[Source data]
....
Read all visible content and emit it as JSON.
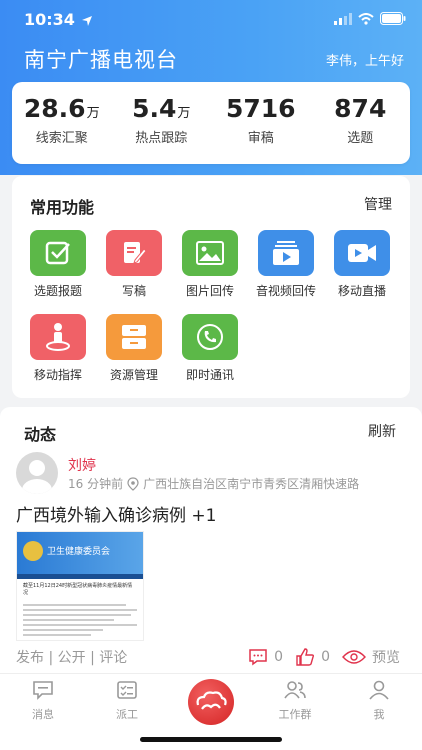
{
  "status_bar": {
    "time": "10:34"
  },
  "header": {
    "title": "南宁广播电视台",
    "greeting": "李伟，上午好"
  },
  "stats": [
    {
      "value": "28.6",
      "unit": "万",
      "label": "线索汇聚"
    },
    {
      "value": "5.4",
      "unit": "万",
      "label": "热点跟踪"
    },
    {
      "value": "5716",
      "unit": "",
      "label": "审稿"
    },
    {
      "value": "874",
      "unit": "",
      "label": "选题"
    }
  ],
  "functions": {
    "title": "常用功能",
    "manage_label": "管理",
    "items": [
      {
        "label": "选题报题",
        "icon": "checkbox-icon",
        "color": "#5cb848"
      },
      {
        "label": "写稿",
        "icon": "edit-icon",
        "color": "#f06167"
      },
      {
        "label": "图片回传",
        "icon": "image-icon",
        "color": "#5cb848"
      },
      {
        "label": "音视频回传",
        "icon": "media-stack-icon",
        "color": "#3f8fe8"
      },
      {
        "label": "移动直播",
        "icon": "video-camera-icon",
        "color": "#3f8fe8"
      },
      {
        "label": "移动指挥",
        "icon": "person-pin-icon",
        "color": "#f06167"
      },
      {
        "label": "资源管理",
        "icon": "cabinet-icon",
        "color": "#f59a3c"
      },
      {
        "label": "即时通讯",
        "icon": "phone-icon",
        "color": "#5cb848"
      }
    ]
  },
  "feed": {
    "title": "动态",
    "refresh_label": "刷新",
    "post": {
      "author": "刘婷",
      "time": "16 分钟前",
      "location": "广西壮族自治区南宁市青秀区清厢快速路",
      "text": "广西境外输入确诊病例 +1",
      "image_banner": "卫生健康委员会",
      "image_headline": "截至11月12日24时新型冠状病毒肺炎疫情最新情况",
      "actions": "发布 | 公开 | 评论",
      "comments": "0",
      "likes": "0",
      "preview_label": "预览"
    }
  },
  "tabbar": {
    "tabs": [
      {
        "label": "消息",
        "icon": "message-icon"
      },
      {
        "label": "派工",
        "icon": "task-list-icon"
      },
      {
        "label": "工作群",
        "icon": "group-icon"
      },
      {
        "label": "我",
        "icon": "user-icon"
      }
    ]
  }
}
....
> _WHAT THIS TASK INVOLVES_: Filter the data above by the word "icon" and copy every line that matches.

> _WRITTEN RESPONSE_:
        "icon": "checkbox-icon",
        "icon": "edit-icon",
        "icon": "image-icon",
        "icon": "media-stack-icon",
        "icon": "video-camera-icon",
        "icon": "person-pin-icon",
        "icon": "cabinet-icon",
        "icon": "phone-icon",
        "icon": "message-icon"
        "icon": "task-list-icon"
        "icon": "group-icon"
        "icon": "user-icon"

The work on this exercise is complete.